25 July 2009

dahlia photos 2009: it begins

Resistance is futile.

“Winsome”:

“Little Beeswings”:

24 July 2009

lovely lovely . . .

Lovely.

Went out to J and R down on Park Row this afternoon and bought a new digital camera,because the old one has been acting up for over a year (I know, I know) and finally bit the dust last weekend.

This means that I can take photographs of beautiful “Winsome” dahlia tomorrow morning, the second dahlia to bloom on Pleasant Hill in 2009!

I can also post a photograph of our freshly painted front door this evening. Painting the house: a long time in coming. Happy day!

21 July 2009

hosta effect at north hill


Kim asked for a photograph of the effect I described in a post I wrote about Joe Eck and Wayne Winterrowd’s garden at North Hill. Hostas in front and vinca in the back, which had the effect of lightening up the distance rather than closing it in with taller and taller plants. Not the best ever photograph, but it does give an idea of the effect.

first dahlia blossom of 2009

For the record: “Little Beeswings” wins! The first bloom was opening as of Saturday, 18 July 2009. Last year, “Bloodstone” was the first, on 14 July.

So here’s how it has played out this year:
  • 5 May 2009: Planted dahlia tubers
  • 18 June 2009: Planted dahlias outside
  • 10 July 2009: First buds on dahlias
  • 18 July 2009: First bloom—“Little Beeswings”
And last year:
  • 22 April 2008: Planted dahlia tubers
  • 1 June 2008: Planted dahlias outside
  • 28 June 2008: First buds on dahlias
  • 14 July 2008: First bloom—“Bloodstone”

13 July 2009

first buds on dahlias 2009

The dahlias are all still pretty short (not short enough that they don’t need staking, however), but with all the rain and clouds, they just haven’t grown so much yet. BUT . . . I noticed the first buds on them this weekend, specifically Friday evening, 10 July. This is a exactly a week later than last year, in spite of the fact that I potted up the tubers approximately two weeks later this year than last (22 April 2008 vs. 5 May 2009). The first dahlia last year was “Bloodstone” on 14 July. I wonder how much later the first bloom will be this year.
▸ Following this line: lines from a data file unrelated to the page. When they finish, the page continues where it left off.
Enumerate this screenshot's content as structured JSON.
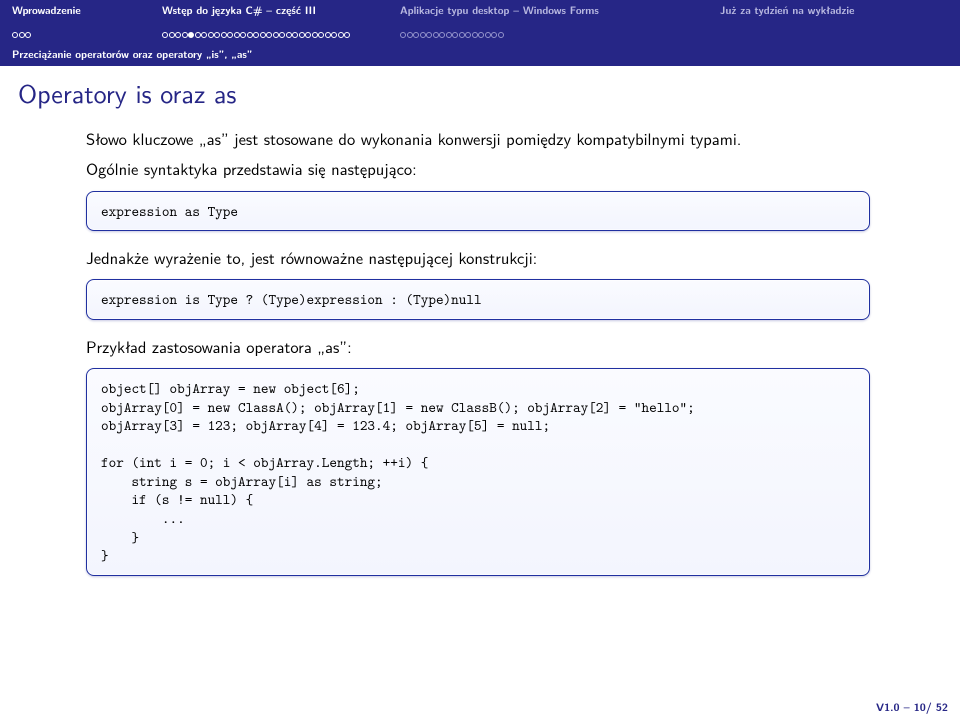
{
  "nav": {
    "n1": "Wprowadzenie",
    "n2": "Wstęp do języka C# – część III",
    "n3": "Aplikacje typu desktop – Windows Forms",
    "n4": "Już za tydzień na wykładzie"
  },
  "subhead": "Przeciążanie operatorów oraz operatory „is”, „as”",
  "title": "Operatory is oraz as",
  "content": {
    "p1": "Słowo kluczowe „as” jest stosowane do wykonania konwersji pomiędzy kompatybilnymi typami.",
    "p2": "Ogólnie syntaktyka przedstawia się następująco:",
    "code1": "expression as Type",
    "p3": "Jednakże wyrażenie to, jest równoważne następującej konstrukcji:",
    "code2": "expression is Type ? (Type)expression : (Type)null",
    "p4": "Przykład zastosowania operatora „as”:",
    "code3": "object[] objArray = new object[6];\nobjArray[0] = new ClassA(); objArray[1] = new ClassB(); objArray[2] = \"hello\";\nobjArray[3] = 123; objArray[4] = 123.4; objArray[5] = null;\n\nfor (int i = 0; i < objArray.Length; ++i) {\n    string s = objArray[i] as string;\n    if (s != null) {\n        ...\n    }\n}"
  },
  "footer": "V1.0 – 10/ 52"
}
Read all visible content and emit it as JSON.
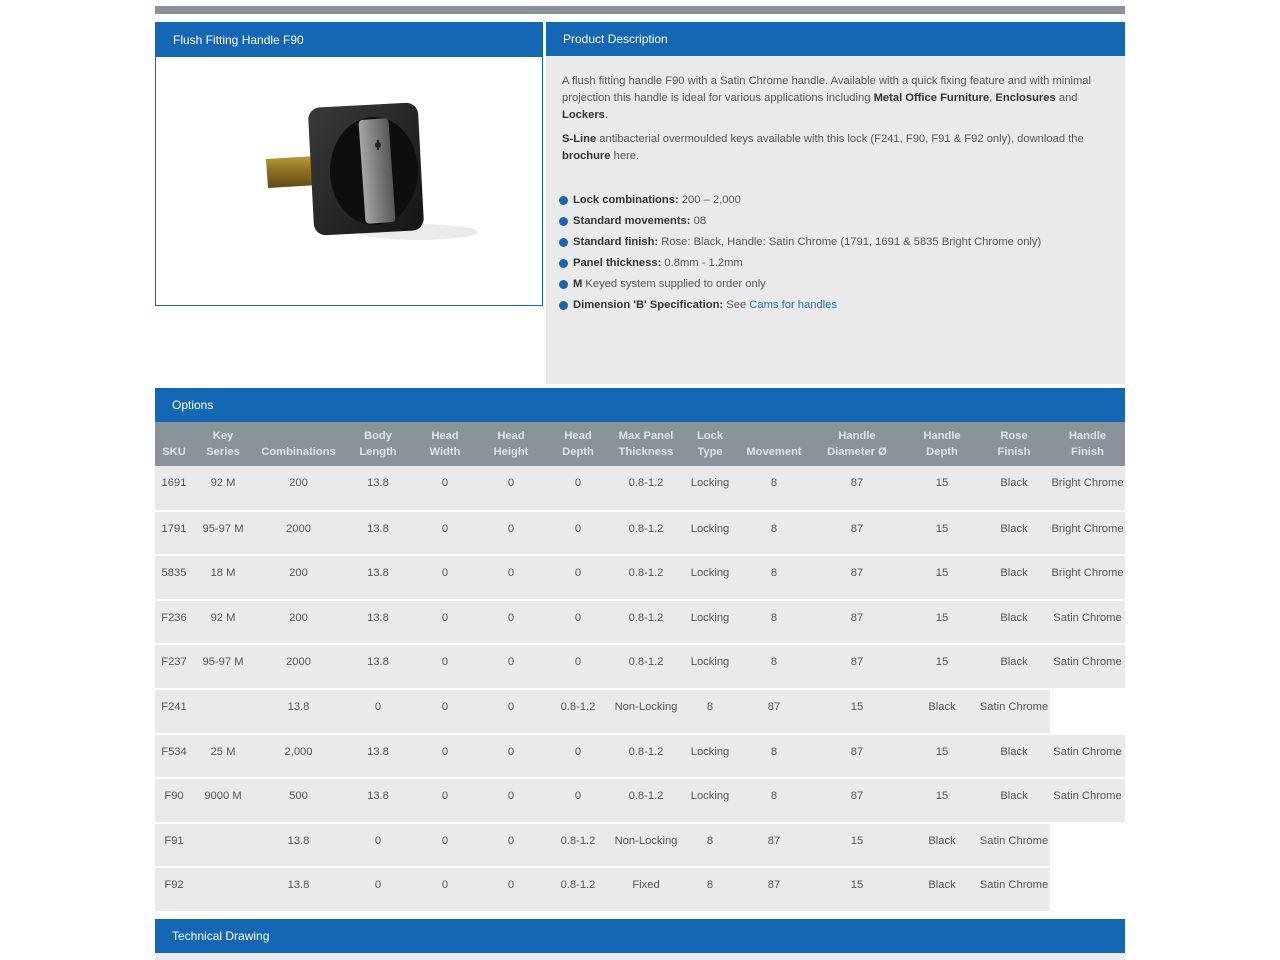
{
  "product": {
    "title": "Flush Fitting Handle F90",
    "image": "flush-handle-photo"
  },
  "description": {
    "title": "Product Description",
    "p1": [
      {
        "t": "A flush fitting handle F90 with a Satin Chrome handle. Available with a quick fixing feature and with minimal projection this handle is ideal for various applications including ",
        "b": false
      },
      {
        "t": "Metal Office Furniture",
        "b": true
      },
      {
        "t": ", ",
        "b": false
      },
      {
        "t": "Enclosures",
        "b": true
      },
      {
        "t": " and ",
        "b": false
      },
      {
        "t": "Lockers",
        "b": true
      },
      {
        "t": ".",
        "b": false
      }
    ],
    "p2": [
      {
        "t": "S-Line",
        "b": true
      },
      {
        "t": " antibacterial overmoulded keys available with this lock (F241, F90, F91 & F92 only), download the ",
        "b": false
      },
      {
        "t": "brochure",
        "b": true
      },
      {
        "t": " here.",
        "b": false
      }
    ],
    "bullets": [
      {
        "label": "Lock combinations:",
        "value": " 200 – 2,000"
      },
      {
        "label": "Standard movements:",
        "value": " 08"
      },
      {
        "label": "Standard finish:",
        "value": " Rose: Black, Handle: Satin Chrome (1791, 1691 & 5835 Bright Chrome only)"
      },
      {
        "label": "Panel thickness:",
        "value": " 0.8mm - 1.2mm"
      },
      {
        "label": "M",
        "value": " Keyed system supplied to order only"
      },
      {
        "label": "Dimension 'B' Specification:",
        "value": " See ",
        "link": "Cams for handles"
      }
    ]
  },
  "options": {
    "title": "Options",
    "headers": [
      [
        "",
        "SKU"
      ],
      [
        "Key",
        "Series"
      ],
      [
        "",
        "Combinations"
      ],
      [
        "Body",
        "Length"
      ],
      [
        "Head",
        "Width"
      ],
      [
        "Head",
        "Height"
      ],
      [
        "Head",
        "Depth"
      ],
      [
        "Max Panel",
        "Thickness"
      ],
      [
        "Lock",
        "Type"
      ],
      [
        "",
        "Movement"
      ],
      [
        "Handle",
        "Diameter Ø"
      ],
      [
        "Handle",
        "Depth"
      ],
      [
        "Rose",
        "Finish"
      ],
      [
        "Handle",
        "Finish"
      ]
    ],
    "rows": [
      [
        "1691",
        "92 M",
        "200",
        "13.8",
        "0",
        "0",
        "0",
        "0.8-1.2",
        "Locking",
        "8",
        "87",
        "15",
        "Black",
        "Bright Chrome"
      ],
      [
        "1791",
        "95-97 M",
        "2000",
        "13.8",
        "0",
        "0",
        "0",
        "0.8-1.2",
        "Locking",
        "8",
        "87",
        "15",
        "Black",
        "Bright Chrome"
      ],
      [
        "5835",
        "18 M",
        "200",
        "13.8",
        "0",
        "0",
        "0",
        "0.8-1.2",
        "Locking",
        "8",
        "87",
        "15",
        "Black",
        "Bright Chrome"
      ],
      [
        "F236",
        "92 M",
        "200",
        "13.8",
        "0",
        "0",
        "0",
        "0.8-1.2",
        "Locking",
        "8",
        "87",
        "15",
        "Black",
        "Satin Chrome"
      ],
      [
        "F237",
        "95-97 M",
        "2000",
        "13.8",
        "0",
        "0",
        "0",
        "0.8-1.2",
        "Locking",
        "8",
        "87",
        "15",
        "Black",
        "Satin Chrome"
      ],
      [
        "F241",
        "",
        "13.8",
        "0",
        "0",
        "0",
        "0.8-1.2",
        "Non-Locking",
        "8",
        "87",
        "15",
        "Black",
        "Satin Chrome",
        null
      ],
      [
        "F534",
        "25 M",
        "2,000",
        "13.8",
        "0",
        "0",
        "0",
        "0.8-1.2",
        "Locking",
        "8",
        "87",
        "15",
        "Black",
        "Satin Chrome"
      ],
      [
        "F90",
        "9000 M",
        "500",
        "13.8",
        "0",
        "0",
        "0",
        "0.8-1.2",
        "Locking",
        "8",
        "87",
        "15",
        "Black",
        "Satin Chrome"
      ],
      [
        "F91",
        "",
        "13.8",
        "0",
        "0",
        "0",
        "0.8-1.2",
        "Non-Locking",
        "8",
        "87",
        "15",
        "Black",
        "Satin Chrome",
        null
      ],
      [
        "F92",
        "",
        "13.8",
        "0",
        "0",
        "0",
        "0.8-1.2",
        "Fixed",
        "8",
        "87",
        "15",
        "Black",
        "Satin Chrome",
        null
      ]
    ]
  },
  "technical": {
    "title": "Technical Drawing"
  },
  "colors": {
    "header_blue": "#1367b5",
    "header_gray": "#8a9399",
    "panel_gray": "#eaeaea"
  }
}
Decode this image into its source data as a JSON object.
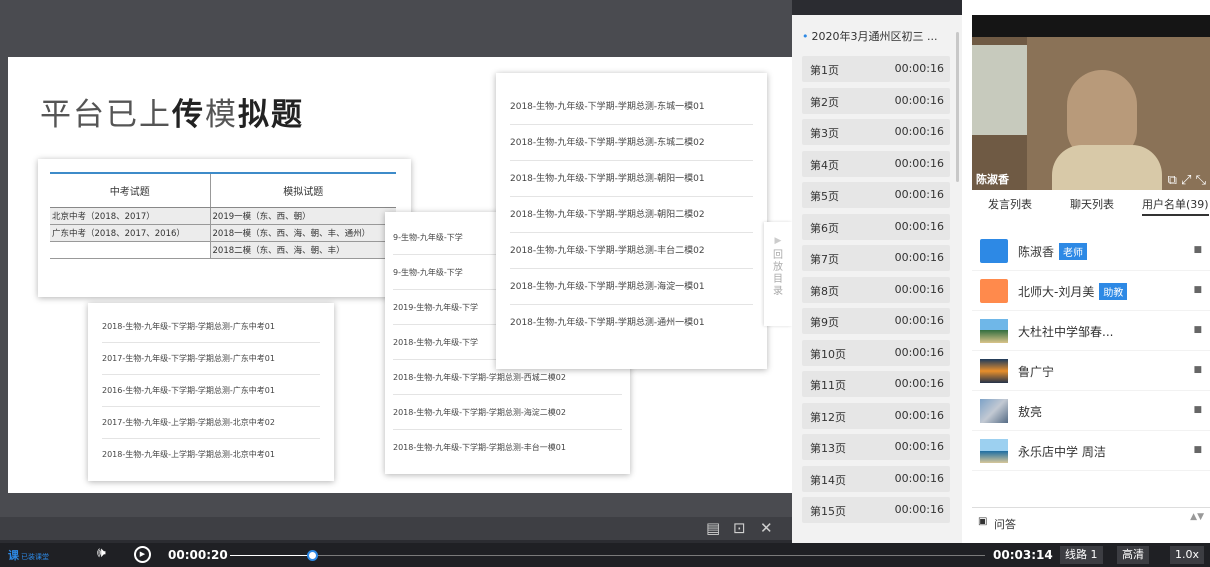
{
  "slide": {
    "title_light_1": "平台已上",
    "title_bold_1": "传",
    "title_light_2": "模",
    "title_bold_2": "拟题",
    "table": {
      "headers": [
        "中考试题",
        "模拟试题"
      ],
      "rows": [
        [
          "北京中考（2018、2017）",
          "2019一模（东、西、朝）"
        ],
        [
          "广东中考（2018、2017、2016）",
          "2018一模（东、西、海、朝、丰、通州）"
        ],
        [
          "",
          "2018二模（东、西、海、朝、丰）"
        ]
      ]
    },
    "card_gd": [
      "2018-生物-九年级-下学期-学期总测-广东中考01",
      "2017-生物-九年级-下学期-学期总测-广东中考01",
      "2016-生物-九年级-下学期-学期总测-广东中考01",
      "2017-生物-九年级-上学期-学期总测-北京中考02",
      "2018-生物-九年级-上学期-学期总测-北京中考01"
    ],
    "card_mid": [
      "9-生物-九年级-下学",
      "9-生物-九年级-下学",
      "2019-生物-九年级-下学",
      "2018-生物-九年级-下学",
      "2018-生物-九年级-下学期-学期总测-西城二模02",
      "2018-生物-九年级-下学期-学期总测-海淀二模02",
      "2018-生物-九年级-下学期-学期总测-丰台一模01"
    ],
    "card_dc": [
      "2018-生物-九年级-下学期-学期总测-东城一模01",
      "2018-生物-九年级-下学期-学期总测-东城二模02",
      "2018-生物-九年级-下学期-学期总测-朝阳一模01",
      "2018-生物-九年级-下学期-学期总测-朝阳二模02",
      "2018-生物-九年级-下学期-学期总测-丰台二模02",
      "2018-生物-九年级-下学期-学期总测-海淀一模01",
      "2018-生物-九年级-下学期-学期总测-通州一模01"
    ],
    "drawer_arrow": "▶",
    "drawer_label": "回放目录"
  },
  "slide_tools": {
    "icon_1": "▤",
    "icon_2": "⊡",
    "icon_3": "✕"
  },
  "pages": {
    "title": "2020年3月通州区初三 ...",
    "bullet": "•",
    "items": [
      {
        "label": "第1页",
        "time": "00:00:16"
      },
      {
        "label": "第2页",
        "time": "00:00:16"
      },
      {
        "label": "第3页",
        "time": "00:00:16"
      },
      {
        "label": "第4页",
        "time": "00:00:16"
      },
      {
        "label": "第5页",
        "time": "00:00:16"
      },
      {
        "label": "第6页",
        "time": "00:00:16"
      },
      {
        "label": "第7页",
        "time": "00:00:16"
      },
      {
        "label": "第8页",
        "time": "00:00:16"
      },
      {
        "label": "第9页",
        "time": "00:00:16"
      },
      {
        "label": "第10页",
        "time": "00:00:16"
      },
      {
        "label": "第11页",
        "time": "00:00:16"
      },
      {
        "label": "第12页",
        "time": "00:00:16"
      },
      {
        "label": "第13页",
        "time": "00:00:16"
      },
      {
        "label": "第14页",
        "time": "00:00:16"
      },
      {
        "label": "第15页",
        "time": "00:00:16"
      }
    ]
  },
  "video": {
    "name": "陈淑香",
    "icons": "⧉ ⤢ ⤡"
  },
  "tabs": {
    "speakers": "发言列表",
    "chat": "聊天列表",
    "users": "用户名单(39)"
  },
  "users": [
    {
      "name": "陈淑香",
      "role": "老师",
      "avatar": "default-blue",
      "device": "■"
    },
    {
      "name": "北师大-刘月美",
      "role": "助教",
      "avatar": "default-orange",
      "device": "■"
    },
    {
      "name": "大杜社中学邹春...",
      "role": "",
      "avatar": "photo-beach",
      "device": "■"
    },
    {
      "name": "鲁广宁",
      "role": "",
      "avatar": "photo-sunset",
      "device": "■"
    },
    {
      "name": "敖亮",
      "role": "",
      "avatar": "photo-city",
      "device": "■"
    },
    {
      "name": "永乐店中学 周洁",
      "role": "",
      "avatar": "photo-sea",
      "device": "■"
    }
  ],
  "qa": {
    "icon": "▣",
    "label": "问答",
    "spinner": "▲▼"
  },
  "player": {
    "logo_main": "课",
    "logo_text": "已装课堂",
    "volume_icon": "🕪",
    "play_icon": "▶",
    "current_time": "00:00:20",
    "total_time": "00:03:14",
    "progress": 0.11,
    "line_label": "线路 1",
    "quality_label": "高清",
    "speed_label": "1.0x"
  },
  "colors": {
    "accent": "#2d89e5"
  }
}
Alan tells me that the dahlias he planted on his roof are lots and lots of leaves, but no buds yet. I bet he just hasn’t looked hard enough.

I am, as always, very excited.

Also to note: Some bird ate the melon plants I put at the end of the dahlia bed, so I divided and planted two cannas from last year (“Madame Angele Martin”), three gladiolus corms (“Atom”) that Old House Gardens sent to me to give away and that I selfishly kept and then forgot about, and some cerinthe seeds that I meant to plant weeks ago. If they don’t bloom, so be it, but the leaves should be pretty.

It has been such a rainy, cold summer so far that I am still in spring mode. We’ll see how these new plantings go.